Ironman

Copyright Alex Wierzbicki

Copyright Alex Wierzbicki

The triathlon, a multi event physical test that pushes the body to the end of its limits, the triathlon comes in a variety of distances, the Olympic distance spans 32 miles. Craig Twigg ironman triathlete, competes in the most gruelling and a physically demanding discipline the Ironman Triathlon. The Ironman is the culmination of a 2.4mile open water swim, 112 mile cycle and concludes with a gruelling 26.2 mile marathon. The event pushes the human body to its outer limits challenging the physical and mental boundaries that a human can offer testing the line between what is possible and what is not.

Craig’s season consists of months of minor and major races, throughout the season the professional athletes aim is to amass as many races points as possible. In doing so, assuring themselves as high a finish in the world rankings come the end of the season. Allowing those lucky enough to have qualified in the top 50 Triathletes the chance to take on the infamous lava fields of the Kona Ironman World Championship Race.Through a combination of still Images and audio interviews in this series we will show just exactly what is takes to be an Ironman triathlete.

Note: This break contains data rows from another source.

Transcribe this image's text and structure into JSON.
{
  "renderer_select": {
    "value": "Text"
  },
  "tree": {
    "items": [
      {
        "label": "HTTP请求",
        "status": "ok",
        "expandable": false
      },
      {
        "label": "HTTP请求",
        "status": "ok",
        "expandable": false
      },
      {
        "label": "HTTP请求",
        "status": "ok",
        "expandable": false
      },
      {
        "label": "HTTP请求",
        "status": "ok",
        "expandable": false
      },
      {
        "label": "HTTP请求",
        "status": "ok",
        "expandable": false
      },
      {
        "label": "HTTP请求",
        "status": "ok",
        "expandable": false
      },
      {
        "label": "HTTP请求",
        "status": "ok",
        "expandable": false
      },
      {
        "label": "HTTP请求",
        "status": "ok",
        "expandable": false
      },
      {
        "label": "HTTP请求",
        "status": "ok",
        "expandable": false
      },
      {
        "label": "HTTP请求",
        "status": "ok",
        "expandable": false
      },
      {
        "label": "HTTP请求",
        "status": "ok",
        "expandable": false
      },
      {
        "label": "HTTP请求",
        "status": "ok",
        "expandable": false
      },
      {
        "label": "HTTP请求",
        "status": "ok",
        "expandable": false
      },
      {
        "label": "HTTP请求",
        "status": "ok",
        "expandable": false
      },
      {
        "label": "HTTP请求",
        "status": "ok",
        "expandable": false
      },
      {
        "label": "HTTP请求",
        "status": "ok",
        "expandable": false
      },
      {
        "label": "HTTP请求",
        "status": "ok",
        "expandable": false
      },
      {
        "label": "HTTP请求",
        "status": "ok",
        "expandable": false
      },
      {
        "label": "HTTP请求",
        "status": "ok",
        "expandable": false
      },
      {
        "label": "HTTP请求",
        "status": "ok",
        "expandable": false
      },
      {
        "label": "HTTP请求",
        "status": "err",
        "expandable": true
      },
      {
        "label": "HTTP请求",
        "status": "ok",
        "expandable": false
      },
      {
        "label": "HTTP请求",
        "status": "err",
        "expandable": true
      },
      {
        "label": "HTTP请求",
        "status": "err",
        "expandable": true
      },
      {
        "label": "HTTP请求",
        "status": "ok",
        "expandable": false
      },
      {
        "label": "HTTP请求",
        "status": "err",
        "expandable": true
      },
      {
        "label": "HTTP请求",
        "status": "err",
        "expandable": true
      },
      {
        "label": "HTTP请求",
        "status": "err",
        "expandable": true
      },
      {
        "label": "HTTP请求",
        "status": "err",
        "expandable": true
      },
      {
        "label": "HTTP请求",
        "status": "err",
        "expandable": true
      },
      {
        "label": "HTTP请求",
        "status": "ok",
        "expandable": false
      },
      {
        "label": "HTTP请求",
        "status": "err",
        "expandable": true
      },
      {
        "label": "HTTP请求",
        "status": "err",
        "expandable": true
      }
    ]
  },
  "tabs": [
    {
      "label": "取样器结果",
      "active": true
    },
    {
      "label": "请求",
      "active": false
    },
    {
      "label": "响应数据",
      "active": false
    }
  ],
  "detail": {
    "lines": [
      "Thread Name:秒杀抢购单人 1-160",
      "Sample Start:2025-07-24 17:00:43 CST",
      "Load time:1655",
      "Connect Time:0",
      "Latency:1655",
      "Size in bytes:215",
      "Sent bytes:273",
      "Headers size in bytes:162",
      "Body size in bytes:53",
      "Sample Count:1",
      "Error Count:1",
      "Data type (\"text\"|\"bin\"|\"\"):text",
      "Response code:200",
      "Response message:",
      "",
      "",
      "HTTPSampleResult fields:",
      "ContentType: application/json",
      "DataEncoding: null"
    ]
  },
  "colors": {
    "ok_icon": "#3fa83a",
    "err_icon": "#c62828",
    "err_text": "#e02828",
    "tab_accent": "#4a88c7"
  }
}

We will explore the physical damaging effects that the body goes through over years of training, the mental boundaries of the human body when the brain is pushed to its limits and the challenges met when trying to maintain a stable Work/Life balance.

So today Jack Somerset and myself set out for another shoot with Ironman Triathlete  Craig Twigg, unlike the last days shooting which was based around Craig’s Indoor training  this time Jack and I set about photographing Craig in his outdoor training environment through a series of portraits below are few shots from the shoot.

Copyright Alex Wierzbicki

Copyright Alex Wierzbicki

Copyright Alex Wierzbicki

Copyright Alex Wierzbicki

Copyright Alex Wierzbicki

Copyright Alex Wierzbicki

So today myself and Jack Somerset got a chance to spend a day photographing a typical day for an Iron man, Craig’s event consists of a 2.4 Mile swim, 112 Mile bike ride and to round it off a 26 mile Marathon

Craig’s Twitter 

Copyright Alex Wierzbicki

Copyright Alex Wierzbicki

Copyright Alex Wierzbicki

Copyright Alex Wierzbicki

Copyright Alex Wierzbicki

Copyright Alex Wierzbicki

Copyright Alex Wierzbicki

When approaching the Phonar task i knew i wanted to exploit my interest in sports, earlier in the course i was lucky enough to be able to make contact with professional Ironman Triathlete Craig Twigg, as myself and Jack Somerset both share an interest in Sports photography we have decided to collaborate to create a final piece.

Copyright Alex Wierzbicki

Our basic idea is to document all aspects of a days training for a professional Ironman Triathlete, Craig has allowed us the time to openly document his average training schedule for a day, ideally we would like to go into as much depth as possible when exploring his routine such as his timetable, Diet and Fitness.

Ironman Website

http://www.ironman.com/

Craig’s Blog & Twitter

http://www.craigtwigg.blogspot.co.uk

http://www.twitter.com/twiggstar